The Federal Trade Commission (FTC) issued a press release this week stating that Snapchat has agreed to settle charges that it deceived users with false promises of disappearing messages. The FTC case also alleges that Snapchat deceived users in regards to the amount of personal data it collected and the security measures taken to protect that data.
FTC Chairwoman Edith Ramirez states:
If a company markets privacy and security as key selling points in pitching its service to consumers, it is critical that it keep those promises… Any company that makes misrepresentations to consumers about its privacy and security practices risks FTC action.
While Snapchat made its name by marketing itself as a messaging app where photos and videos sent via the app would “disappear forever”, the complaint against Snapchat describes ways that recipients could save snaps indefinitely.
For example, third-party apps could be used to access the Snapchat service. Since Snapchat’s deletion feature only functions in the official Snapchat app, recipients can use these widely available third-party apps to view and save snaps indefinitely.
FTC’s press release also details several other complaints against Snapchat:
That Snapchat stored video snaps unencrypted on the recipient’s device in a location outside the app’s “sandbox,” meaning that the videos remained accessible to recipients who simply connected their device to a computer and accessed the video messages through the device’s file directory.
That Snapchat deceptively told its users that the sender would be notified if a recipient took a screenshot of a snap. In fact, any recipient with an Apple device that has an operating system pre-dating iOS 7 can use a simple method to evade the app’s screenshot detection, and the app will not notify the sender.
In addition, the complaint alleges that Snapchat collected iOS users’ contacts information from their address books without notice or consent. When iOS users entered their phone number to find friends, Snapchat also collected the names and phone numbers of all the contacts in their mobile device address books.
The final complaint against Snapchat alleges that the company failed to secure its “Find Friends” feature. Since Snapchat did not require users to verify their phone numbers during registration, some users ended up personal snaps to complete strangers who had registered with phone numbers that weren’t theirs.
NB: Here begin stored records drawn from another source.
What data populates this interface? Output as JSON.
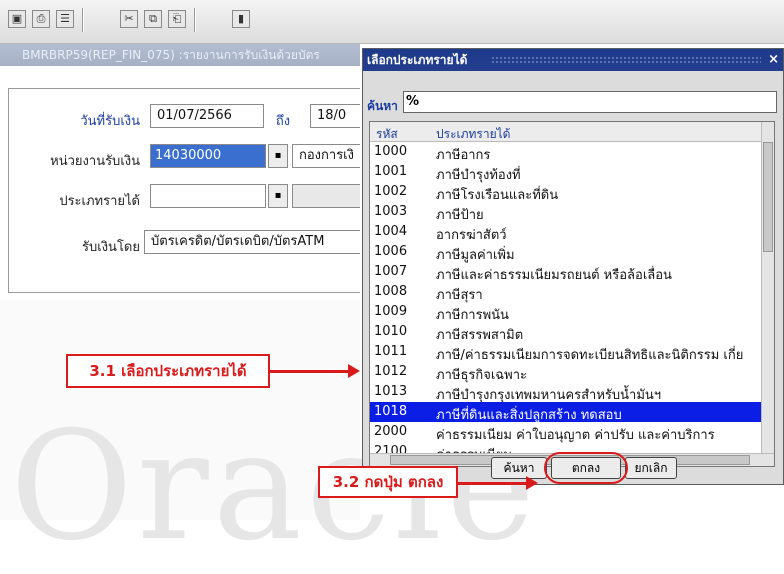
{
  "toolbar": {
    "icons": [
      "window-icon",
      "print-icon",
      "preview-icon",
      "cut-icon",
      "copy-icon",
      "paste-icon",
      "help-icon"
    ]
  },
  "bgwindow": {
    "title": "BMRBRP59(REP_FIN_075) :รายงานการรับเงินด้วยบัตร"
  },
  "form": {
    "date_label": "วันที่รับเงิน",
    "date_from": "01/07/2566",
    "to_label": "ถึง",
    "date_to": "18/0",
    "unit_label": "หน่วยงานรับเงิน",
    "unit_code": "14030000",
    "unit_name": "กองการเงิ",
    "income_label": "ประเภทรายได้",
    "income_value": "",
    "method_label": "รับเงินโดย",
    "method_value": "บัตรเครดิต/บัตรเดบิต/บัตรATM"
  },
  "watermark": "Oracle",
  "dialog": {
    "title": "เลือกประเภทรายได้",
    "close": "×",
    "search_label": "ค้นหา",
    "search_value": "%",
    "col_code": "รหัส",
    "col_name": "ประเภทรายได้",
    "rows": [
      {
        "code": "1000",
        "name": "ภาษีอากร"
      },
      {
        "code": "1001",
        "name": "ภาษีบำรุงท้องที่"
      },
      {
        "code": "1002",
        "name": "ภาษีโรงเรือนและที่ดิน"
      },
      {
        "code": "1003",
        "name": "ภาษีป้าย"
      },
      {
        "code": "1004",
        "name": "อากรฆ่าสัตว์"
      },
      {
        "code": "1006",
        "name": "ภาษีมูลค่าเพิ่ม"
      },
      {
        "code": "1007",
        "name": "ภาษีและค่าธรรมเนียมรถยนต์ หรือล้อเลื่อน"
      },
      {
        "code": "1008",
        "name": "ภาษีสุรา"
      },
      {
        "code": "1009",
        "name": "ภาษีการพนัน"
      },
      {
        "code": "1010",
        "name": "ภาษีสรรพสามิต"
      },
      {
        "code": "1011",
        "name": "ภาษี/ค่าธรรมเนียมการจดทะเบียนสิทธิและนิติกรรม เกี่ย"
      },
      {
        "code": "1012",
        "name": "ภาษีธุรกิจเฉพาะ"
      },
      {
        "code": "1013",
        "name": "ภาษีบำรุงกรุงเทพมหานครสำหรับน้ำมันฯ"
      },
      {
        "code": "1018",
        "name": "ภาษีที่ดินและสิ่งปลูกสร้าง ทดสอบ"
      },
      {
        "code": "2000",
        "name": "ค่าธรรมเนียม ค่าใบอนุญาต ค่าปรับ และค่าบริการ"
      },
      {
        "code": "2100",
        "name": "ค่าธรรมเนียม"
      }
    ],
    "selected_index": 13,
    "btn_find": "ค้นหา",
    "btn_ok": "ตกลง",
    "btn_cancel": "ยกเลิก"
  },
  "annotations": {
    "step1": "3.1 เลือกประเภทรายได้",
    "step2": "3.2 กดปุ่ม ตกลง"
  },
  "colors": {
    "highlight": "#0a1ee6",
    "annotation": "#d91b1b",
    "title_bar": "#1e3a8a"
  }
}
The settlement with Snapchat is part of an ongoing effort by the FTC’s to ensure companies market their apps truthfully and keep their privacy promises to users.